You’ve heard it said. You’ve read the t-shirt or bumper sticker. Yet you probably haven’t really given much thought to “less is more.” Besides the obvious warning against conspicuous consumption, what does this mean? Research reported in The Economist explains we have a tendency to add, rather than subtract, when we try to improve things.
It rarely occurs to anyone to take away elements, whether dealing with abstract shapes, building blocks, or a golf course design. Research found this was true if people were asked to make something better and also, ironically, if they were asked to make it worse. It appears that adding more to solve a problem is a built-in cognitive bias, one of the human brain’s “good enough” shortcuts that can lead us astray. It can be overcome only with practice.

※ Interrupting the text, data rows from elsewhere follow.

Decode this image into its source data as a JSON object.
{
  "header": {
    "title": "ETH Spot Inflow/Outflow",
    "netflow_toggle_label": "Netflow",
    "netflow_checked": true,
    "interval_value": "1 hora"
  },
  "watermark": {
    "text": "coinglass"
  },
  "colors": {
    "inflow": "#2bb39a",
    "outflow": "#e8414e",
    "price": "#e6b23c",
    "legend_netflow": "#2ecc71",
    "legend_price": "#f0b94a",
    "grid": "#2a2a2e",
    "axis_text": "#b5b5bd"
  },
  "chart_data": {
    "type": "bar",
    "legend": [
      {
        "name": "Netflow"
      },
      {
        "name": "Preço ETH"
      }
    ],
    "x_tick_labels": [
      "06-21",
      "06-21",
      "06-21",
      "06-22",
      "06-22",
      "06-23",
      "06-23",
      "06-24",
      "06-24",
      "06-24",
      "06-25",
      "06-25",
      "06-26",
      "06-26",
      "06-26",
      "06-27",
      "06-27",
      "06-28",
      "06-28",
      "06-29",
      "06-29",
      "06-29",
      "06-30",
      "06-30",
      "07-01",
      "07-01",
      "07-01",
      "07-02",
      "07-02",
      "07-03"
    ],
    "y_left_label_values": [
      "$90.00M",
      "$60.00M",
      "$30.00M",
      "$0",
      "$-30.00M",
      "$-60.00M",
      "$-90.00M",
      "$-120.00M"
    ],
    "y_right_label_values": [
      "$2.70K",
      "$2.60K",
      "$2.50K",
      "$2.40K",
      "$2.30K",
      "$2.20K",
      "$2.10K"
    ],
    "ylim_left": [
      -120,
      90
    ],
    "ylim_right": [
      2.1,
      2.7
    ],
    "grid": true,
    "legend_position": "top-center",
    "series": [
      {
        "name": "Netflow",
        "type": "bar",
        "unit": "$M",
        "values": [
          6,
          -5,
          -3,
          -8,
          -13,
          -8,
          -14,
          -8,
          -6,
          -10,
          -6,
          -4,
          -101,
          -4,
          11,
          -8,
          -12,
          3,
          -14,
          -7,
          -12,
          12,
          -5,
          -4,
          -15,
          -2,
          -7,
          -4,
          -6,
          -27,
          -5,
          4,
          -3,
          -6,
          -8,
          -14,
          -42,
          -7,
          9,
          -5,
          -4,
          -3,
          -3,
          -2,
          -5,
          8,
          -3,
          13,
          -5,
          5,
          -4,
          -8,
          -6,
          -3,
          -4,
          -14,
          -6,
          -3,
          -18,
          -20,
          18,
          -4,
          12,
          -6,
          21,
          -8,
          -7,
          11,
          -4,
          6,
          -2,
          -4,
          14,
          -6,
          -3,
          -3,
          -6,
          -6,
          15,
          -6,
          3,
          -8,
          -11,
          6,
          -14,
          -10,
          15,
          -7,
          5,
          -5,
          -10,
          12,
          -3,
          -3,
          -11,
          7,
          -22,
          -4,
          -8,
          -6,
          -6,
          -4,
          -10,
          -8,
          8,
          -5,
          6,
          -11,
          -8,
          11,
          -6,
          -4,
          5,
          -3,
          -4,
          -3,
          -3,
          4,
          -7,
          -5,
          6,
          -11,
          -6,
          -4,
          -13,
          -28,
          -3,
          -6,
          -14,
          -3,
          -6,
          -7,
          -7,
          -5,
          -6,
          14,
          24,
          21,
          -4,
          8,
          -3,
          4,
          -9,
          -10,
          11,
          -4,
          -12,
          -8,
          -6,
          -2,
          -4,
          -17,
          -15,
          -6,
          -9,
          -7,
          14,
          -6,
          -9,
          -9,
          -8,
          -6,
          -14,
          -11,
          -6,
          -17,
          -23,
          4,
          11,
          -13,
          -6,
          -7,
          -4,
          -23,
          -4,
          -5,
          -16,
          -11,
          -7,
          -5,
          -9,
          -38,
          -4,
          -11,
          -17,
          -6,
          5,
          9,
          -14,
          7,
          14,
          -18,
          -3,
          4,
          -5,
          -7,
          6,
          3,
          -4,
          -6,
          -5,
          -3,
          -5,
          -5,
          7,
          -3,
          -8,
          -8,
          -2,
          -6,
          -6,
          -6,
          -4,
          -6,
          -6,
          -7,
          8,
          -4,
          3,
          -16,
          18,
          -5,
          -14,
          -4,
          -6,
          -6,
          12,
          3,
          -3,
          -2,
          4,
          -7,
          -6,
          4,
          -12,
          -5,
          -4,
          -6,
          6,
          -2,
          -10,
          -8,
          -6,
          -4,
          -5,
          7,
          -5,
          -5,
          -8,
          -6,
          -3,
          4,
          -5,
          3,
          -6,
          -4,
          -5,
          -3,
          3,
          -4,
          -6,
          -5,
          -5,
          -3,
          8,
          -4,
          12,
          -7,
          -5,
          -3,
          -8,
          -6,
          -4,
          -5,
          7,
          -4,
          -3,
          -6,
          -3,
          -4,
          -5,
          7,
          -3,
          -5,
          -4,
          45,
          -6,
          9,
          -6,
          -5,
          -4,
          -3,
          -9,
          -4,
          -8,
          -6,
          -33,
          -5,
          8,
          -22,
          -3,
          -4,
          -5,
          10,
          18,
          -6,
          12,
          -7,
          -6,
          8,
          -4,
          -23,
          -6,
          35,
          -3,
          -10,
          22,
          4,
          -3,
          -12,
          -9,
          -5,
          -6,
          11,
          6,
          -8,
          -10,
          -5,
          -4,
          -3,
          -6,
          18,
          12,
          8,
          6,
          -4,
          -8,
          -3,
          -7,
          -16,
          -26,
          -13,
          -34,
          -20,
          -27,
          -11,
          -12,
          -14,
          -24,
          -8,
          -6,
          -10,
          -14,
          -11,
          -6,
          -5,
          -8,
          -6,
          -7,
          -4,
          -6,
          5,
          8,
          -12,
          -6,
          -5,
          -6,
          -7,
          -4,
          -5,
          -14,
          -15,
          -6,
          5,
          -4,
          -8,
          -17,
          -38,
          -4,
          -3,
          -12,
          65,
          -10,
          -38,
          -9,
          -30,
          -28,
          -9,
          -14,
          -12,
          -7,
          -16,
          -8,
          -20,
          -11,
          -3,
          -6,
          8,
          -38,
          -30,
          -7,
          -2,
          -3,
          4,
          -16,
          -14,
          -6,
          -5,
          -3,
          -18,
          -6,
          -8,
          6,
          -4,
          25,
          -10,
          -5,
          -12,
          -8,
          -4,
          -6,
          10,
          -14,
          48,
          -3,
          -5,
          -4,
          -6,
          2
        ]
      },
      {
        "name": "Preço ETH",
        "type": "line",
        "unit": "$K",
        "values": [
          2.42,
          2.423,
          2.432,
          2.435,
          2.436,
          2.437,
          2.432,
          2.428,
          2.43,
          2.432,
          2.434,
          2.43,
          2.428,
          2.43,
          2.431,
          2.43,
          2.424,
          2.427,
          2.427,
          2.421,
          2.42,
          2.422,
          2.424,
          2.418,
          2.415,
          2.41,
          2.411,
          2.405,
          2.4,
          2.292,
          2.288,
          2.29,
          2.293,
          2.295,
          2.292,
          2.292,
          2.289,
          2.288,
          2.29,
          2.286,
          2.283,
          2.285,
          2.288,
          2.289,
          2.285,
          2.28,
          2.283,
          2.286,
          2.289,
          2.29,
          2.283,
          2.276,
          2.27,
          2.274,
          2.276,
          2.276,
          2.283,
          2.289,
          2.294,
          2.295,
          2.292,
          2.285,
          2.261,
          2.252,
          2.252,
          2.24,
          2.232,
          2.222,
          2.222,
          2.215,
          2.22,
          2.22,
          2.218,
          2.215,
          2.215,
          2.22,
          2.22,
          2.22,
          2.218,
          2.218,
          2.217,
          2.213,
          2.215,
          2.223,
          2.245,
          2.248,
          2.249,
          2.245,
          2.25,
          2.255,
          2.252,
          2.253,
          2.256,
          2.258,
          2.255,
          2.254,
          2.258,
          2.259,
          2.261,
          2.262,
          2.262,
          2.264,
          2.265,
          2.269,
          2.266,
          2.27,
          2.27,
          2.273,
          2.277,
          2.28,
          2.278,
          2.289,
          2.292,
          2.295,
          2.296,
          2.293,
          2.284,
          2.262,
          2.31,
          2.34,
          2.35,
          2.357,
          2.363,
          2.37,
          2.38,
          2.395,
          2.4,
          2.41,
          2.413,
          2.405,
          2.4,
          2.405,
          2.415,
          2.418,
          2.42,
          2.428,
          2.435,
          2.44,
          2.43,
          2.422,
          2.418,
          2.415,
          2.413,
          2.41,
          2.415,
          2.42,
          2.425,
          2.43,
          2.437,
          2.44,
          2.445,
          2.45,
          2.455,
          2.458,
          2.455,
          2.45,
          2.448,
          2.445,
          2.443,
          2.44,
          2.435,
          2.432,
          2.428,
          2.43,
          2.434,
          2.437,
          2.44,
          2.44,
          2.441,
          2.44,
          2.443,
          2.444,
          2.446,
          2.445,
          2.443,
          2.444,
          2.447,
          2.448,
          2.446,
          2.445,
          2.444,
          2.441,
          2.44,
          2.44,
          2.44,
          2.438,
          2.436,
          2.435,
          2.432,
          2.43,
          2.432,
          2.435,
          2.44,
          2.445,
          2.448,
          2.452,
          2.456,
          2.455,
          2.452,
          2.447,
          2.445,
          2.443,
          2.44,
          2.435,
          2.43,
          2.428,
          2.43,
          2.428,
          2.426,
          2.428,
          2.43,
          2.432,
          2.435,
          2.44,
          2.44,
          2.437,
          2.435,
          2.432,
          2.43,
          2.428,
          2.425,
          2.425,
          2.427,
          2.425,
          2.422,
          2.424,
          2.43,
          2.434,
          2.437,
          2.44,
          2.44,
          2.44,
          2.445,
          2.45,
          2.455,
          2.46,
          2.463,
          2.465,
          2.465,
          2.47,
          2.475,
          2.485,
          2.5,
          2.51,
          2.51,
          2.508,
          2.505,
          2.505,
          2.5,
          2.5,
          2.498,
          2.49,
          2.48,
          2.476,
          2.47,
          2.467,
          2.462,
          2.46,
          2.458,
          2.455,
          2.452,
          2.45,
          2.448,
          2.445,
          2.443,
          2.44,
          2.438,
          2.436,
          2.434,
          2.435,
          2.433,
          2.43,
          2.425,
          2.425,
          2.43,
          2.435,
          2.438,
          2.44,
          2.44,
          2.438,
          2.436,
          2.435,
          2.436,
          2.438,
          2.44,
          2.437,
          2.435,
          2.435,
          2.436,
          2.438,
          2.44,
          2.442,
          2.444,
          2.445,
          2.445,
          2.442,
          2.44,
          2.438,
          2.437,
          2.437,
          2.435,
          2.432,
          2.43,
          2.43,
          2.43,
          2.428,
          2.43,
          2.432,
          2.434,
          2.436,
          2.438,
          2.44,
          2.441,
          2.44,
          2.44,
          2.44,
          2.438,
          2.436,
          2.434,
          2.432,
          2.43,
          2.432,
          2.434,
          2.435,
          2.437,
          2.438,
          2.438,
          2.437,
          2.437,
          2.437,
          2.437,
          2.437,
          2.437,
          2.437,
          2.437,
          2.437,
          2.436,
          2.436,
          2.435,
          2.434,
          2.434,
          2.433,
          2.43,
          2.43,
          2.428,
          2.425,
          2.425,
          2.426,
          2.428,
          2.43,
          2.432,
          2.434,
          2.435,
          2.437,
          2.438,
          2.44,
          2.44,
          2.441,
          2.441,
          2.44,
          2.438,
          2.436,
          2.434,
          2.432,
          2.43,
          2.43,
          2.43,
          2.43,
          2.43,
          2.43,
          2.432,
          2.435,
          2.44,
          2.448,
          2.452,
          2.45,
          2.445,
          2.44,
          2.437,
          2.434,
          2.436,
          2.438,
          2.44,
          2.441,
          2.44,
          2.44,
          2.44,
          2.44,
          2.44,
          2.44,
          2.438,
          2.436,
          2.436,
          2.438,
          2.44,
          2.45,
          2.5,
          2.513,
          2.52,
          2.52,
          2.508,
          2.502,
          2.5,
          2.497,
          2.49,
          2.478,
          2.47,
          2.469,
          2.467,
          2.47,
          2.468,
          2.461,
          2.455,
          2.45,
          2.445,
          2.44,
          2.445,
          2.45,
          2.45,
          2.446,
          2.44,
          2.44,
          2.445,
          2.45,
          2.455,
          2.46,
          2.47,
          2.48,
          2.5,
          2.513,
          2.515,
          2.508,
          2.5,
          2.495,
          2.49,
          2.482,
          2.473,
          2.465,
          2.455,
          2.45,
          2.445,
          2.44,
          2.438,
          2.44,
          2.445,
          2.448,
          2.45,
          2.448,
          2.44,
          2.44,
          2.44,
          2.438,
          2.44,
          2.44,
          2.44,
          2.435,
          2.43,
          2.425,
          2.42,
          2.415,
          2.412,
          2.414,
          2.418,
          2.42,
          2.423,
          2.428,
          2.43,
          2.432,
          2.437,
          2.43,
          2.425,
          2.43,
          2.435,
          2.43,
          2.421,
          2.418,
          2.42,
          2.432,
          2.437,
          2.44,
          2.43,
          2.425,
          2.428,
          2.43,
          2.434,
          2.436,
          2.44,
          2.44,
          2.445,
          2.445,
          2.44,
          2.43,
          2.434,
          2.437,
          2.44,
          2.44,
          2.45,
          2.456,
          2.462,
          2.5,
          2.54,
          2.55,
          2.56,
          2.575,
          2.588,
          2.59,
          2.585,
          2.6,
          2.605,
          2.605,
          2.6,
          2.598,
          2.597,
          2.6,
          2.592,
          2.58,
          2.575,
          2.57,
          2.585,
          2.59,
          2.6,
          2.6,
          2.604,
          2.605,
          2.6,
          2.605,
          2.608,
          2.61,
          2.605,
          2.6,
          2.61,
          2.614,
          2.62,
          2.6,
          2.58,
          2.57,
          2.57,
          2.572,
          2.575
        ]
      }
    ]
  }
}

Those who design racing cars understand this, but most people don’t. This is also true for many artists. The tendency is to try to fix a painting by using more colors – which can turn to mud – or by adding details. Sometimes what’s really needed is to step back and simplify. After all, a painting needs to grab someone’s attention from across the room, or they won’t come nearer to see details.
In this painting of the gorge at Ronda, Spain, which protected the town from invaders for hundred of years, simplification was key. The vegetation growing in cracks on the rock, the river below, and the architectural details of the buildings could be merely suggestions, letting the viewer’s imagination fill in the details. The deep gorge, with a whitewashed town perched on top, was what mattered.
Great comparison, and good for you, Laurie! I hadn’t thought of it that way.
I know that less is more because of Pilates. When I started taking my Pilates virtually, I whined about missing the machines. A year later, I am not ready to go back into the studio because I am learning to use my body as a machine.
Less is definitely more because I am working deeper than I have ever worked in my life.